Hello friends, known or known only in spirit. We awoke this morning to a blue-green sky heavily stroked with pink. The old warning, "Red sky in the morning, sailor's warning." rang in my head, but the sky was so striking I chose to let it lift my spirits anyway, and to deal with the weather change later. My heart is filled with gratitude for being able to walk out into the Arizona morning to inspect the lettuce and kale emerging from our winter garden and to be welcomed by the grandkids that live across the wash on this "grandma's morning to make Rorsachach pancakes" even though they are well into the age of self-reliance. We laugh together and they tell me things of their world.

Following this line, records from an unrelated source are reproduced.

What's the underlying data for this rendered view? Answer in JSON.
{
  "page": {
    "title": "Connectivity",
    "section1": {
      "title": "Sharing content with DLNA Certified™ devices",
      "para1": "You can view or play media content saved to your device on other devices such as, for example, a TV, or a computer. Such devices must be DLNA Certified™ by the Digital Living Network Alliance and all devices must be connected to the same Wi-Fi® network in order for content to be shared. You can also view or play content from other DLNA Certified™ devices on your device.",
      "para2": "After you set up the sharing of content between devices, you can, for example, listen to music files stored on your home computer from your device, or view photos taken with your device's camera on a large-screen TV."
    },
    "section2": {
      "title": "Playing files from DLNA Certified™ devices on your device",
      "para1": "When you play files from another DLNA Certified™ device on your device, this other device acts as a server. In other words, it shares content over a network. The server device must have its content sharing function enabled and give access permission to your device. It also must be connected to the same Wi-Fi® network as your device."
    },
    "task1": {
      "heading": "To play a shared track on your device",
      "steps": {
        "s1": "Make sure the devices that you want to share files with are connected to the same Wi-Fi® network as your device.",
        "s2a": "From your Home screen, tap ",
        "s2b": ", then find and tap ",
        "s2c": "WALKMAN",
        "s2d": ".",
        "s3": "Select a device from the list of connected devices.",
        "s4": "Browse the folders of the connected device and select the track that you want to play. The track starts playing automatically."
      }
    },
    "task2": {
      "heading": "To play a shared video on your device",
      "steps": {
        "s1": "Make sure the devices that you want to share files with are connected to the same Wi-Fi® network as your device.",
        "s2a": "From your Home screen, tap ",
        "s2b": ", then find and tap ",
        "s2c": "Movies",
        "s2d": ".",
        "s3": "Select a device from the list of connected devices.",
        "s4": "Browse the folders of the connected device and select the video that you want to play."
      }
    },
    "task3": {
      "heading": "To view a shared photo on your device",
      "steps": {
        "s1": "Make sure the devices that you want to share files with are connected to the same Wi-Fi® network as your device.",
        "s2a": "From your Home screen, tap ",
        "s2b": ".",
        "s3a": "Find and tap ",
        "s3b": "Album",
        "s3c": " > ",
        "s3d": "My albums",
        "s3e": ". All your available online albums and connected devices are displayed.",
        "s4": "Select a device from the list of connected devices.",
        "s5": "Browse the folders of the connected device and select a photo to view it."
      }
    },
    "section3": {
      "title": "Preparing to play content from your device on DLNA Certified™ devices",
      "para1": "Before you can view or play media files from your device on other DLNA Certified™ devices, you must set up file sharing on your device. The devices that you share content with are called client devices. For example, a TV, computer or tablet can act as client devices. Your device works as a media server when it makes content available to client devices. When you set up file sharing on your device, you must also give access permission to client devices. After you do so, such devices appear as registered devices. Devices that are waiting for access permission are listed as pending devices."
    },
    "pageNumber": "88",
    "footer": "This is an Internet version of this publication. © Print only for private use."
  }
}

Michael and I then go for our first morning of volunteering at the local library followed by his workout at the gym and my Ti Chi. We are grateful to have the health to be able to do stuff,  made all the more poignant by a hospital visit to an AA friend.

We have often heard members lament at AA Meeting that we no longer have that many places to do service work now that "everyone goes to treatment". First off, not everyone goes to treatment. Many come directly to AA and need the welcoming hand of a fellow traveler. Then, of course, there is sponsorship, chairing meetings, secretarial duties, coffee making, and the other duties that keep meetings running. But an easy-to-forget place for service is visiting and/or taking a meeting to members who are hospitalized or home bound or to their caretakers. What better place to give back than to long time members who may have given years of service to others and find themselves incapable of going  to meetings.

Over several years now, Michael and I have been privileged to take meetings to several such homebound or hospitalized members. In their darker hours, the program offers encouragement and strength, a way to fight depression, and offers the promise of passing with the knowledge and dignity of having obtained a sober life.  For a small investment of time, their gratitude is contageous. One particular long time incureable, who has suffered numerous medical problems, one right after another, that would test the faith of most men, smiles and says, "I am in God's hands." Faith, too, is contageous.


kathies said...

What a heartening blog entry to greet my day.
Lova ya and love the AA way of life.

patricia said...

Thanks for the reminder about gratitude! Pat